Manteca Unified is doing something bold in the world of public education.
They are not directing all of their resources to push kids onto a college track.
Instead they are shoring up efforts to address the needs of 80 percent of the graduates in a typical year that don’t go on to a four-year college.
That’s where be.tech comes into play.
The tuition free dependent charter school is tailored toward the regional job market with the objective to arm students with the vocational and soft skills needed to make them employable when they graduate.
It has impressed Sacramento education leaders enough to consider awarding Manteca Unified a slice of $250 million the state is pouring into vocational education to serve as a lead agency for a regional consortorium of school districts, other local government agencies, and business partners. The intent is to expand the be.tech concept throughout Stanislaus, San Joaquin, Calaveras, and Amador counties while working with Delta College and Modesto Junior College.
Among the career paths with significant regional job opportunities the endeavor may pursue training for is in logistics, tourism-marketing, agri-business, health careers, and manufacturing.
At the same time, Manteca Unified is having its seven high schools compete for one of five $200,000 grants to develop specific two-year vocational career paths at their campus. The schools — Manteca, Sierra, East Union, Lathrop, Weston, Ranch, New Horizon, and Calla — were each awarded $5,000 planning grants to explore a potential vocational programs and develop a strategy to implement a specific career path. Among the suggestions is engineering/programming. While there are few such employers located in the Northern San Joaquin Valley, educators note there is a growing trend for Silicon Valley high tech concerns and those located elsewhere to contract with code writers around the globe instead of physically having them report to their workplaces.
Manteca Unified District Superintendent Jason Messer on Thursday told Manteca Rotarians gathered for their weekly meeting at Isadore’s that trends justify putting emphasis on other curriculum besides classes that prepare students for a four-year college.
Messer noted about 20 percent of Manteca Unified graduates head to a four-year college either directly after finishing 12th grade or after studying at a two-year community college. Among those, 90 percent obtain a four-year degree.
Another 50 percent head to two year colleges such as Delta and MJC. But at least 60 percent of them don’t graduate.
The rest of the students go into the military, tech or vocational schools, or into the workforce. Messer noted their success is not as easy for the district to track.
The 60 percent failure rate for graduates heading into two-year community colleges was the impetus for launching be.tech. The hands-on learning programs in culinary careers, industrial fabrication and the addition of a career path for first responder jobs such as emergency medical technicians and fire service are designed to provide entry level skills critical to secure a job or admission to specialized academies that are a precursor to being employable.
The be.tech career paths are two-year programs open to juniors and seniors.
“The goal is for students to get a job and make a livable wage income,” Messer said.
That means working closely with business and listening to what they need.
One thing that Messer and other educators kept hearing over and over again was the lack of soft skills and the work ethic of high school graduates.
Soft skills run the gamut from interacting with others to showing up to work on time.
As such, be.tech programs “fire” students from opportunities to make extra money through school functions such as catering events where students get paid if they don’t show up on time.
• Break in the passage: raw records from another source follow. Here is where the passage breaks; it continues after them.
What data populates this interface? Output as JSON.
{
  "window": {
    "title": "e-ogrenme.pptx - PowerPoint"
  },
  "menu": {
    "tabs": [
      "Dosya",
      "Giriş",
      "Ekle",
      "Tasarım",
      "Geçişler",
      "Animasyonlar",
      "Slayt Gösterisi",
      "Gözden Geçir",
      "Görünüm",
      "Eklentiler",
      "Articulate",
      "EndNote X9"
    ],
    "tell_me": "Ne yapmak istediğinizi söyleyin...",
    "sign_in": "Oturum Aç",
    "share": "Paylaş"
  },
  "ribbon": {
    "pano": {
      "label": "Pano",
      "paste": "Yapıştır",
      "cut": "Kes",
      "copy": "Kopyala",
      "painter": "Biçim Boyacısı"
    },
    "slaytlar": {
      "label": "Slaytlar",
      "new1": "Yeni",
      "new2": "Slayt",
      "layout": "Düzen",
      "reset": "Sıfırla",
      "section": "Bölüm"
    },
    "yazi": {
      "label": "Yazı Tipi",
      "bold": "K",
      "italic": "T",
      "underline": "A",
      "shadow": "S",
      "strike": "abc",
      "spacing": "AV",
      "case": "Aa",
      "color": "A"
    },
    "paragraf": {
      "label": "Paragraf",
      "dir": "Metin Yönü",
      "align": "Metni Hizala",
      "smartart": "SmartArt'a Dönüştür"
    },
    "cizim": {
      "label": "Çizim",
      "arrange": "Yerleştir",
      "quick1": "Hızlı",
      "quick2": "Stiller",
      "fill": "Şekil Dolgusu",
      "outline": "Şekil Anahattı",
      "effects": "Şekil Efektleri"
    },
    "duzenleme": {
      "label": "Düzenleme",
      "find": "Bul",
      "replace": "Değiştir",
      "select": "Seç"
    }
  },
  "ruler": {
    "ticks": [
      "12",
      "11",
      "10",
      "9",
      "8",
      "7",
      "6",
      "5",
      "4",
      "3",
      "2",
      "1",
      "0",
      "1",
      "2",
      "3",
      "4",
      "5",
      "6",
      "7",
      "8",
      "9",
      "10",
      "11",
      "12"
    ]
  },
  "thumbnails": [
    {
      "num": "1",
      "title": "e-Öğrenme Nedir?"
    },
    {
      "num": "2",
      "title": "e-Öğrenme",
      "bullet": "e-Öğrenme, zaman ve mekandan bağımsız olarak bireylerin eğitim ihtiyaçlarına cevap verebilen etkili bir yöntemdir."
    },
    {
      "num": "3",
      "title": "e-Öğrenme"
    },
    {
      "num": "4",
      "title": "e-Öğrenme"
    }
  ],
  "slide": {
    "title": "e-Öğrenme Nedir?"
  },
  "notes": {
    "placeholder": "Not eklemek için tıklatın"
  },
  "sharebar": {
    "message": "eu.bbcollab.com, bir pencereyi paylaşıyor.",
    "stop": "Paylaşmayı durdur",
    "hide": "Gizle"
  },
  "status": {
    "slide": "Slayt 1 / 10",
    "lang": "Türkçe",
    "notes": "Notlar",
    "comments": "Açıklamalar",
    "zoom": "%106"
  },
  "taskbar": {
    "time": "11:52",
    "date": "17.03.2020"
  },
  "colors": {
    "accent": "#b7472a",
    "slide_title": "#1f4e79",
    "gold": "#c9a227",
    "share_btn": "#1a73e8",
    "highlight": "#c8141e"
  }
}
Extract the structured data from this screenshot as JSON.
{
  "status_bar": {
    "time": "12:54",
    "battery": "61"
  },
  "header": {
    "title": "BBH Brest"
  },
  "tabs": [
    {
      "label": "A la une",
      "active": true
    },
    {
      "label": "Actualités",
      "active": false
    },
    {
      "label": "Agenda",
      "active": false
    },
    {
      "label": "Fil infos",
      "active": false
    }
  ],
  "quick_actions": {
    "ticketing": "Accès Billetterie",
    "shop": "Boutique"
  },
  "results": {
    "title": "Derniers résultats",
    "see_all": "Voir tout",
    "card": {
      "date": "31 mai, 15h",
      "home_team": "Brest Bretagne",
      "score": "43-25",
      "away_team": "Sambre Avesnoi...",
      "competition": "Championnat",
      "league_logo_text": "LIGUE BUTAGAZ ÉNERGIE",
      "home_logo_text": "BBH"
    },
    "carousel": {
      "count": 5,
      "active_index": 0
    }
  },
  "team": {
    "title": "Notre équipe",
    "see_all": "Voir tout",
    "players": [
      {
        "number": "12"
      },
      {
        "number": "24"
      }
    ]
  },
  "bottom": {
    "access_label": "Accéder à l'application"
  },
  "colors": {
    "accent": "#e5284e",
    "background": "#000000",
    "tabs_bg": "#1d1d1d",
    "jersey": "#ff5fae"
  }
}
In other instances they aren’t allowed to work on a particular project if they show up late on a given day.
Messer said it has been an effective way to drive home the importance of such soft skills.
“Its better they get ‘fired’ when they are going to school than when they are on a job,” Messer noted.
Messer said the stats regarding what graduates do after leaving Manteca Unified plus input from business prompted district educators to rethink the direction of high school education.
“Let’s do education differently,” is what Messer said the consensus was.
The school board will review the California Career Pathways Trust Grant and the proposal to have Manteca Unified serve as the lead agency for the regional consortium when they meet Tuesday at 7 p.m. at the district office.